The city’s legal team—headed by Jones Day, the former law firm of Emergency Manager Kevyn Orr—concentrated on arguing before Judge Stephen Rhodes that bankruptcy is legitimate and necessary, while the union representatives continued to argue that bankruptcy should have been avoided by liquidating city assets. All sides accepted the entire framework of the discussion, that massive cuts and asset sales were required to pay off Detroit’s debt.
Buckfire, an investment banker from the New York City-based firm Miller Buckfire, defended the bankruptcy, saying it “is a necessary way of protecting the city.” He spoke in favor of the sale of city assets, noting that private equity firms have made inquiries about purchasing Detroit’s Water and Sewerage Department.
The Detroit Water and Sewerage Department is one of the largest in the US and is a source of significant revenue. “The only way is to sell it or privatize it,” Buckfire said. “Several private equity firms have expressed interest, but only if they can charge higher rates.”
Speaking about the valuation of artworks at the Detroit Institute of Arts by Christie’s auction house, Buckfire said, “I expect to get an estimate from them in a matter of weeks.” Of Belle Isle, he added, “Converting it into any kind of private use would be a long, contentious process.”
Jack Sherwood, an attorney for AFSCME, pointed to assets such as the Detroit Institute of Arts, the Coleman Young airport, Joe Lewis Arena, Belle Isle and Detroit Windsor Tunnel as possible sources of emergency revenue for the city. Questioning Malhotra, Sherwood implied that these assets were not considered for sale because it would provide fresh revenues, undermining the case for bankruptcy.

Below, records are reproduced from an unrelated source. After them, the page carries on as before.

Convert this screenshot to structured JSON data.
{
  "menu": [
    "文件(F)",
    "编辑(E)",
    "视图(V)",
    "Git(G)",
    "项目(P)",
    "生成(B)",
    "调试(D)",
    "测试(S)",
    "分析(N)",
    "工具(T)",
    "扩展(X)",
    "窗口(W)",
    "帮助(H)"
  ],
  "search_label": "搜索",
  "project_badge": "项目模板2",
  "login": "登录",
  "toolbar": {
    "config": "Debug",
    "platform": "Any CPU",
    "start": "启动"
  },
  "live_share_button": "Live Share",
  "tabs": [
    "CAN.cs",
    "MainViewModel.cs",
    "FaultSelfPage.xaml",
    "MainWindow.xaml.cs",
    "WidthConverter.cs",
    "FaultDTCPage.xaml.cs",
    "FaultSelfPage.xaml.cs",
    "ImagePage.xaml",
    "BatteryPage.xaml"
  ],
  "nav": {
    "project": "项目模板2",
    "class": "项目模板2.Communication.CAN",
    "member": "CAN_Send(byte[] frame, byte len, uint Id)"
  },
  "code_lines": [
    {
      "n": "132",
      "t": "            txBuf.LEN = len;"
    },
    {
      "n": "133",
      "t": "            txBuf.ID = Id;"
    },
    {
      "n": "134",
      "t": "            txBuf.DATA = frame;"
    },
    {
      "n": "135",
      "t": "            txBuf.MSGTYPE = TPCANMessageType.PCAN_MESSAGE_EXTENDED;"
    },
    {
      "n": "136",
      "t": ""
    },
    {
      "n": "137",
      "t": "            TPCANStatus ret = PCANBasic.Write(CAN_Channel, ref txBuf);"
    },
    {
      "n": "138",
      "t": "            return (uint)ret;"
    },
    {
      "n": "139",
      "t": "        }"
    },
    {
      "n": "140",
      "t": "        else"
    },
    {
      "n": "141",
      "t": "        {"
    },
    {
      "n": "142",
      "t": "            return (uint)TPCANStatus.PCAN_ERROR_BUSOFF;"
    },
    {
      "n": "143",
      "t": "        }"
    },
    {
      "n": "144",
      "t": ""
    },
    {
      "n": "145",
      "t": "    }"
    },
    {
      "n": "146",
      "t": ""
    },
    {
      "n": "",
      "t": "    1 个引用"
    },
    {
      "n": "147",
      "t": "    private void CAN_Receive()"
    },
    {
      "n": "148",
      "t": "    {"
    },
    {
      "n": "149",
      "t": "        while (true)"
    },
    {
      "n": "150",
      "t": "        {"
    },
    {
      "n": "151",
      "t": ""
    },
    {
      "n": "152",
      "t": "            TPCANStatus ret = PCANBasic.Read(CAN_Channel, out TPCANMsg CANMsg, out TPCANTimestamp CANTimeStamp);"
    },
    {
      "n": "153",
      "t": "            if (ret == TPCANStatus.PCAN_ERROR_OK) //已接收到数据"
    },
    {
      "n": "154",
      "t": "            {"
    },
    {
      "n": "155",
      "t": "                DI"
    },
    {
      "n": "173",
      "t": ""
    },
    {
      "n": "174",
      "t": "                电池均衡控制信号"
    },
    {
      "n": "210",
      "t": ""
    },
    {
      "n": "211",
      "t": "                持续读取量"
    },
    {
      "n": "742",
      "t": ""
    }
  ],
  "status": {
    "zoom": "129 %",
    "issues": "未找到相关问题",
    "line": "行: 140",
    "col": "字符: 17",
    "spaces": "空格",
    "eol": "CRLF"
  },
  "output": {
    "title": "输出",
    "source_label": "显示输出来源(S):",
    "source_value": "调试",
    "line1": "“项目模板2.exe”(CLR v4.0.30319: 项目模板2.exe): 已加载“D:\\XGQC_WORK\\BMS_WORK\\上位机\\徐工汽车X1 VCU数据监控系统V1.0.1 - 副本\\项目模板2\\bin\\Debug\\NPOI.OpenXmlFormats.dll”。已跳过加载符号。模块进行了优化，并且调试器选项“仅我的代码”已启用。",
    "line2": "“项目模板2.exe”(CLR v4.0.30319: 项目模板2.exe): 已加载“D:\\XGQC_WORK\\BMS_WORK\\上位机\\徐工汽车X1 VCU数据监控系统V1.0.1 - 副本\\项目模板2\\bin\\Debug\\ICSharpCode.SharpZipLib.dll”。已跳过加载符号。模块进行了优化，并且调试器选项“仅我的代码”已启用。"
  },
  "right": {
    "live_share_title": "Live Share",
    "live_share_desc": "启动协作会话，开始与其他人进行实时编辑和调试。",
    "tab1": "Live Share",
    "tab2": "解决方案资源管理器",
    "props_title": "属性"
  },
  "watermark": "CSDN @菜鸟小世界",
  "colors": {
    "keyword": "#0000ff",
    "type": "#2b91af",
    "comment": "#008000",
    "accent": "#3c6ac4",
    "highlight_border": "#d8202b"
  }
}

In his testimony, Malhotra rejected this line of argument, saying that the sale of city assets would not address structural issues, such as the alleged $3.5 billion shortfall of the pension funds. “The core structural problems and cash flow problems were that disbursements continued to exceed receipts,” Malhotra claimed.
UAW lawyer Peter DiChiara sought to show in his examination of Malhotra that negotiations between the city and the unions were not carried out in “good faith.” DiChiara argued that Orr sent representatives to negotiations between June 14 and June 18 who did not even have the power to make a deal.
The unions have argued that they were willing to make significant concessions, but that the city was not willing to consider imposing cuts through negotiations with them. Under the guise of fighting the bankruptcy, the unions are actually fighting for a share of the spoils from the looting of the city.
The unions’ support for selling off city assets has nothing to do with defending the pensions and other “bread and butter” items, as the union leadership has suggested. Detroit’s artistic assets and basic material assets alike are to be turned over to the highest bidder, along with cuts in jobs, wages and pensions. Orr has already announced plans to eliminate or drastically restructure retiree pensions and health care.
Moore, senior director at Conway MacKenzie, a “restructuring firm” hired by the city also testified. Moore assisted in developing the 10-year restructuring plan advanced by Orr during the summer.
Moore said that the city might disband the Detroit Department of Transportation and merge its operations with regional transportation systems. He also said that 60 percent of Detroit Fire Department calls are in response to incidents at abandoned buildings.
Many city departments have been unable to “perform basic functions,” Moore said. He estimated that $500 million would be required to carry out “blight removal” in Detroit over the next six years to deal with the city’s 80,000 abandoned buildings.
Moore’s testimony points to the plans of Kevyn Orr and the ruling class to remake Detroit in the wake of the bankruptcy. Blighted buildings are to be removed in order to make way for new investment projects catering to the upper-middle class and the wealthy, or turned into farmland. The Obama administration has pledged aid to carry out the destruction of buildings, and the committee to oversee this process is headed by billionaire Quicken Loans owner Dan Gilbert.
Completely absent from the proceedings was any expression of the interests of the working class. The “opposition” to the bankruptcy consists of lawyers representing the union bureaucracies, while the city itself is represented by a legal team tied to unelected financial dictator Kevyn Orr.
Michigan Governor Rick Snyder is scheduled to give testimony before the bankruptcy court on Monday. It is widely expected that the bankruptcy will be approved when Rhodes issues a ruling in mid-November.